One element of the AES RadWorks effort was to characterize radiation protection effectiveness of approaches intended primarily for dose reduction during a Solar Particle Event (SPE). This protection, intended to be in place only as long as necessary for the duration of an SPE, is termed a radiation Storm Shelter. Two basic operational concepts showed merit: one that involves building a temporary shelter (“Reconfigurable Logistics“), and another based upon using a crewmember's personal living quarters area as a shelter location (“Crew Quarters“).
The Reconfigurable Logistics approach is a shelter fabricated from various logistics items fastened to a supporting structure within the hallway of a typical International Space Station (ISS)-style crew habitation element. The logistics of various nature — food, water, processed trash, and waste — are depicted as uniform-sized packages used to tile the support structure. Thus items of useful protective mass are moved from an operating storage location for the purpose of building a localized SPE shelter, and little additional mass is required for protection over what is nominally available during station operations. This is a low parasitic mass approach.
The Crew Quarters configuration was selected to be studied as protected by both some reconfigurable logistics, but also by use of a waterwall integrated into the design of the Crew Quarters so that potable water on an exploration mission could be stored to provide a crewmember protection from external radiation. Ideally, such a water storage location, between the crew and the most intense radiation source, would be the normal operating approach, but water could be diverted to this location in the event of an SPE if it were nominally stored in a different location.

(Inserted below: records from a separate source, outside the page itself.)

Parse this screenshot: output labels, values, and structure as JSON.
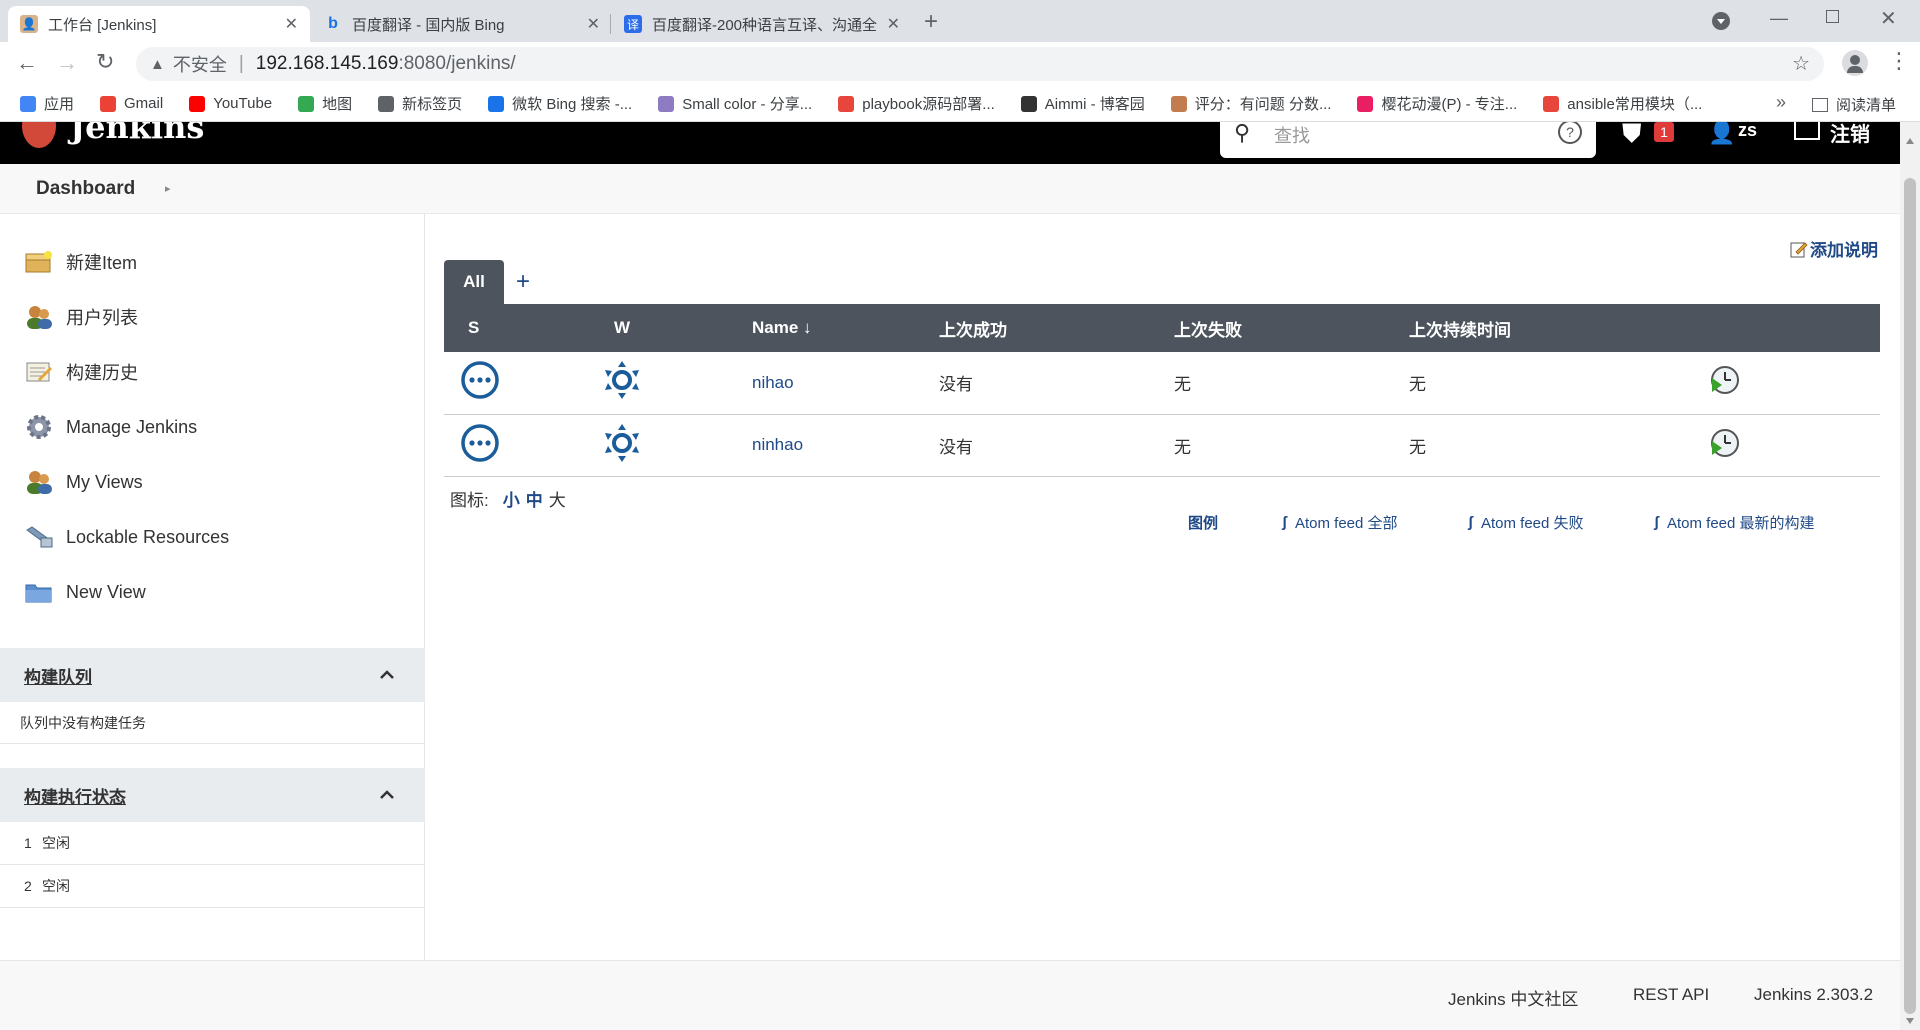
{
  "browser": {
    "tabs": [
      {
        "title": "工作台 [Jenkins]",
        "active": true
      },
      {
        "title": "百度翻译 - 国内版 Bing",
        "active": false
      },
      {
        "title": "百度翻译-200种语言互译、沟通全",
        "active": false
      }
    ],
    "new_tab": "+",
    "security_label": "不安全",
    "url_host": "192.168.145.169",
    "url_rest": ":8080/jenkins/",
    "bookmarks": [
      {
        "label": "应用",
        "color": "#4285f4"
      },
      {
        "label": "Gmail",
        "color": "#ea4335"
      },
      {
        "label": "YouTube",
        "color": "#ff0000"
      },
      {
        "label": "地图",
        "color": "#34a853"
      },
      {
        "label": "新标签页",
        "color": "#5f6368"
      },
      {
        "label": "微软 Bing 搜索 -...",
        "color": "#1a73e8"
      },
      {
        "label": "Small color - 分享...",
        "color": "#8e7cc3"
      },
      {
        "label": "playbook源码部署...",
        "color": "#e8453c"
      },
      {
        "label": "Aimmi - 博客园",
        "color": "#333333"
      },
      {
        "label": "评分：有问题 分数...",
        "color": "#c27c4e"
      },
      {
        "label": "樱花动漫(P) - 专注...",
        "color": "#e91e63"
      },
      {
        "label": "ansible常用模块（...",
        "color": "#e8453c"
      }
    ],
    "more_bookmarks": "»",
    "reading_list": "阅读清单"
  },
  "header": {
    "logo_text": "Jenkins",
    "search_placeholder": "查找",
    "alert_count": "1",
    "user": "zs",
    "logout": "注销"
  },
  "breadcrumb": {
    "dashboard": "Dashboard"
  },
  "sidebar": {
    "tasks": [
      {
        "label": "新建Item",
        "icon": "new-item-icon"
      },
      {
        "label": "用户列表",
        "icon": "users-icon"
      },
      {
        "label": "构建历史",
        "icon": "build-history-icon"
      },
      {
        "label": "Manage Jenkins",
        "icon": "gear-icon"
      },
      {
        "label": "My Views",
        "icon": "views-icon"
      },
      {
        "label": "Lockable Resources",
        "icon": "lock-resources-icon"
      },
      {
        "label": "New View",
        "icon": "folder-icon"
      }
    ],
    "queue": {
      "title": "构建队列",
      "empty_text": "队列中没有构建任务"
    },
    "executors": {
      "title": "构建执行状态",
      "rows": [
        {
          "num": "1",
          "status": "空闲"
        },
        {
          "num": "2",
          "status": "空闲"
        }
      ]
    }
  },
  "main": {
    "add_description": "添加说明",
    "view_tabs": {
      "active": "All",
      "add": "+"
    },
    "table": {
      "headers": [
        "S",
        "W",
        "Name ↓",
        "上次成功",
        "上次失败",
        "上次持续时间"
      ],
      "rows": [
        {
          "name": "nihao",
          "last_success": "没有",
          "last_failure": "无",
          "last_duration": "无"
        },
        {
          "name": "ninhao",
          "last_success": "没有",
          "last_failure": "无",
          "last_duration": "无"
        }
      ]
    },
    "icon_size": {
      "label": "图标:",
      "small": "小",
      "medium": "中",
      "large": "大"
    },
    "feeds": {
      "legend": "图例",
      "all": "Atom feed 全部",
      "failed": "Atom feed 失败",
      "latest": "Atom feed 最新的构建"
    }
  },
  "footer": {
    "community": "Jenkins 中文社区",
    "rest_api": "REST API",
    "version": "Jenkins 2.303.2"
  },
  "colors": {
    "header_bg": "#000000",
    "table_header": "#4d545d",
    "link": "#204a87",
    "status_blue": "#1b5c9b",
    "panel_bg": "#e9ecef"
  }
}
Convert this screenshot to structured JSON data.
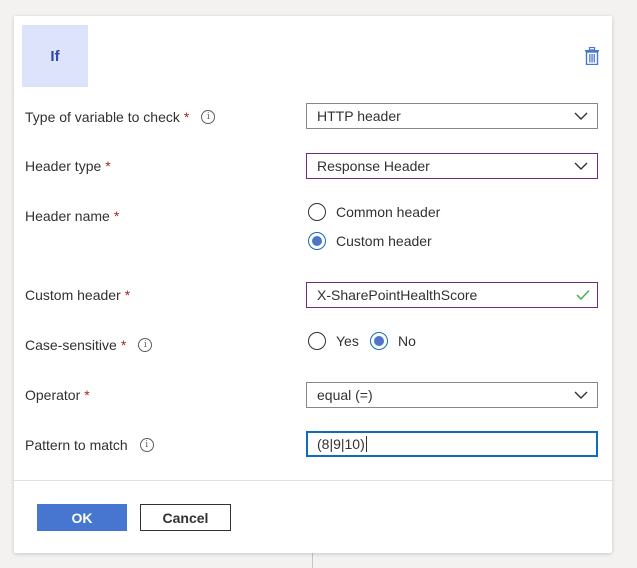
{
  "panel": {
    "tile_label": "If",
    "delete_icon": "trash-icon",
    "accent_color": "#4776d1"
  },
  "fields": {
    "variable_type": {
      "label": "Type of variable to check",
      "required": "*",
      "value": "HTTP header"
    },
    "header_type": {
      "label": "Header type",
      "required": "*",
      "value": "Response Header"
    },
    "header_name": {
      "label": "Header name",
      "required": "*",
      "options": [
        "Common header",
        "Custom header"
      ],
      "selected": "Custom header"
    },
    "custom_header": {
      "label": "Custom header",
      "required": "*",
      "value": "X-SharePointHealthScore",
      "valid": true
    },
    "case_sensitive": {
      "label": "Case-sensitive",
      "required": "*",
      "options": [
        "Yes",
        "No"
      ],
      "selected": "No"
    },
    "operator": {
      "label": "Operator",
      "required": "*",
      "value": "equal (=)"
    },
    "pattern": {
      "label": "Pattern to match",
      "value": "(8|9|10)"
    }
  },
  "footer": {
    "ok_label": "OK",
    "cancel_label": "Cancel"
  }
}
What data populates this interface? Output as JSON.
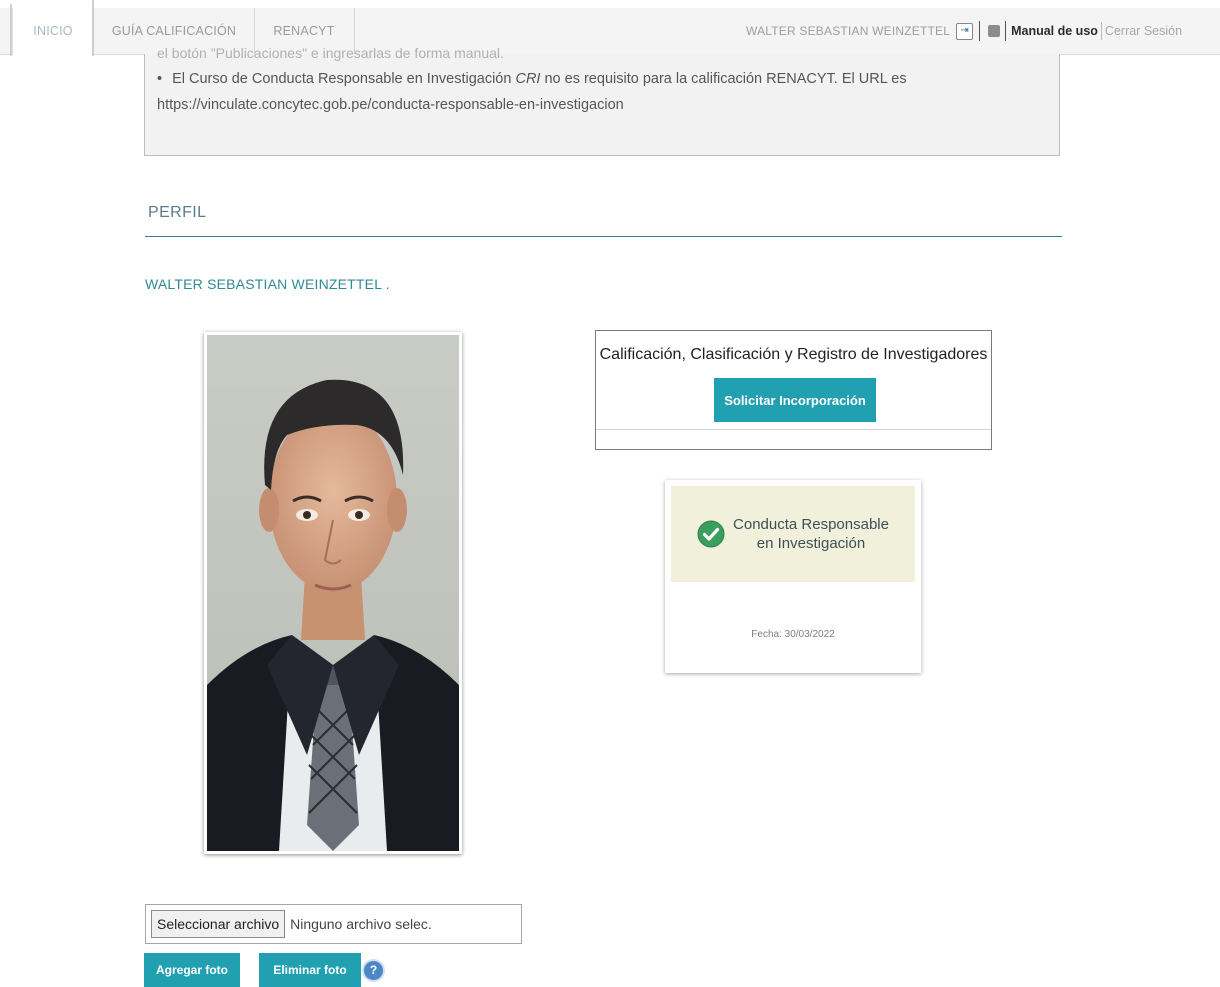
{
  "nav": {
    "tabs": [
      {
        "label": "INICIO"
      },
      {
        "label": "GUÍA CALIFICACIÓN"
      },
      {
        "label": "RENACYT"
      }
    ],
    "user_name": "WALTER SEBASTIAN WEINZETTEL",
    "manual_label": "Manual de uso",
    "logout_label": "Cerrar Sesión",
    "icons": [
      "exit-icon",
      "book-icon"
    ]
  },
  "notice": {
    "cut_text": "el botón \"Publicaciones\" e ingresarlas de forma manual.",
    "bullet_before": "El Curso de Conducta Responsable en Investigación ",
    "bullet_em": "CRI",
    "bullet_after": " no es requisito para la calificación RENACYT. El URL es",
    "url": "https://vinculate.concytec.gob.pe/conducta-responsable-en-investigacion"
  },
  "profile": {
    "section_title": "PERFIL",
    "person_name": "WALTER SEBASTIAN WEINZETTEL ."
  },
  "registry": {
    "title": "Calificación, Clasificación y Registro de Investigadores",
    "button_label": "Solicitar Incorporación"
  },
  "cri_badge": {
    "line1": "Conducta Responsable",
    "line2": "en Investigación",
    "date": "Fecha: 30/03/2022",
    "icon": "check-circle-icon"
  },
  "upload": {
    "file_button_label": "Seleccionar archivo",
    "file_status": "Ninguno archivo selec.",
    "add_label": "Agregar foto",
    "delete_label": "Eliminar foto",
    "help_symbol": "?"
  },
  "colors": {
    "accent_teal": "#21a0b1",
    "rule_teal": "#3f7e8f",
    "name_teal": "#2f8a93",
    "badge_bg": "#f1f0da",
    "check_green": "#3a9e5e"
  }
}
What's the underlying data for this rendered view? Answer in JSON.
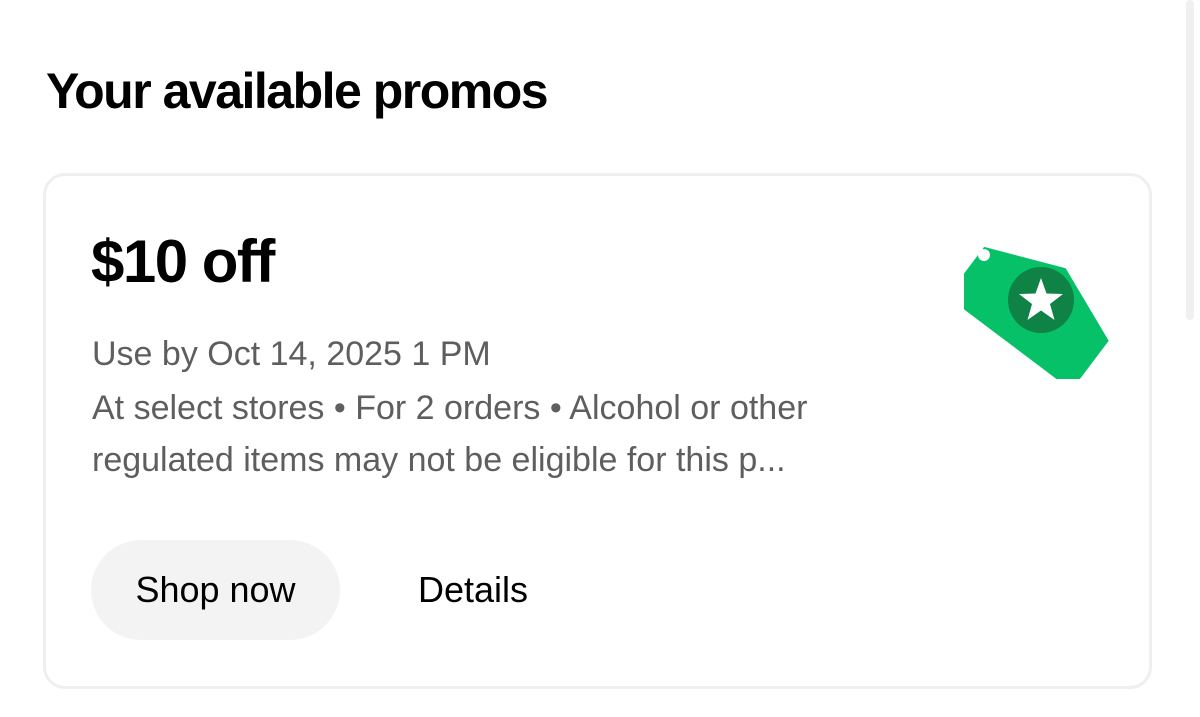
{
  "page": {
    "title": "Your available promos"
  },
  "promo": {
    "amount": "$10 off",
    "expiry": "Use by Oct 14, 2025 1 PM",
    "terms_line1": "At select stores • For 2 orders • Alcohol or other",
    "terms_line2": "regulated items may not be eligible for this p...",
    "icon": "promo-tag-star-icon",
    "icon_color": "#06c167",
    "icon_inner_color": "#0e8345"
  },
  "actions": {
    "shop_now_label": "Shop now",
    "details_label": "Details"
  }
}
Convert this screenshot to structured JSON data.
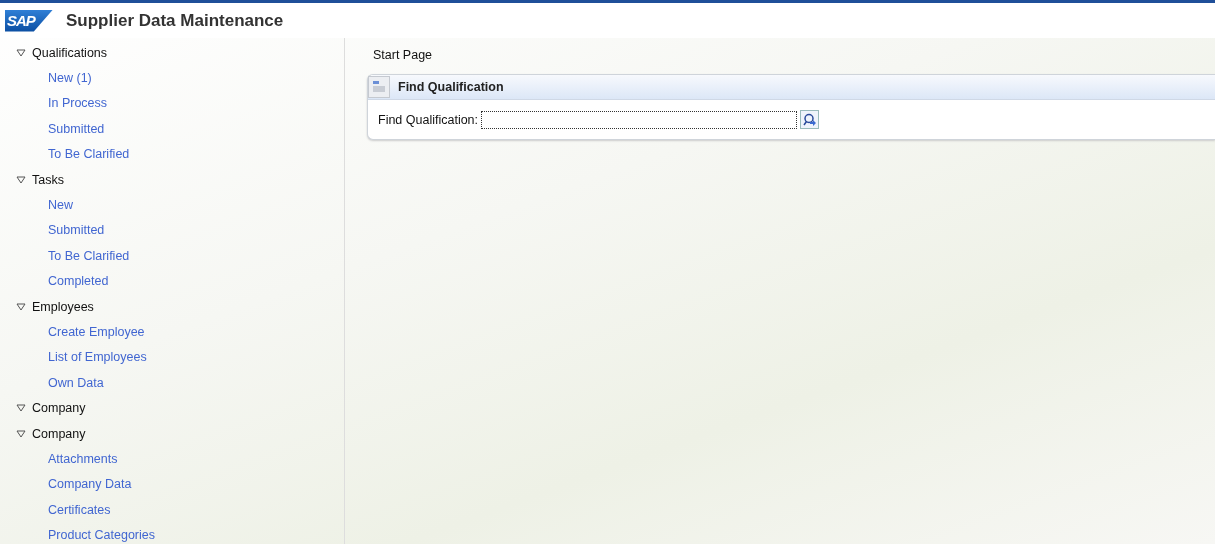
{
  "header": {
    "logo": "SAP",
    "title": "Supplier Data Maintenance"
  },
  "navigation": [
    {
      "label": "Qualifications",
      "expanded": true,
      "children": [
        {
          "label": "New (1)"
        },
        {
          "label": "In Process"
        },
        {
          "label": "Submitted"
        },
        {
          "label": "To Be Clarified"
        }
      ]
    },
    {
      "label": "Tasks",
      "expanded": true,
      "children": [
        {
          "label": "New"
        },
        {
          "label": "Submitted"
        },
        {
          "label": "To Be Clarified"
        },
        {
          "label": "Completed"
        }
      ]
    },
    {
      "label": "Employees",
      "expanded": true,
      "children": [
        {
          "label": "Create Employee"
        },
        {
          "label": "List of Employees"
        },
        {
          "label": "Own Data"
        }
      ]
    },
    {
      "label": "Company",
      "expanded": true
    },
    {
      "label": "Company",
      "expanded": true,
      "children": [
        {
          "label": "Attachments"
        },
        {
          "label": "Company Data"
        },
        {
          "label": "Certificates"
        },
        {
          "label": "Product Categories"
        }
      ]
    }
  ],
  "main": {
    "breadcrumb": "Start Page",
    "panel": {
      "title": "Find Qualification",
      "field_label": "Find Qualification:"
    }
  }
}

It was found to be advantageous to keep crew surrounded by logistics and element subsystems for as much time as possible. As a design example, crew quarters located down the center of a cylinder with logistics surrounding them in an annular manner could be a more advantageous arrangement than the typical ISS design with crew quarters on the perimeter of the habitat.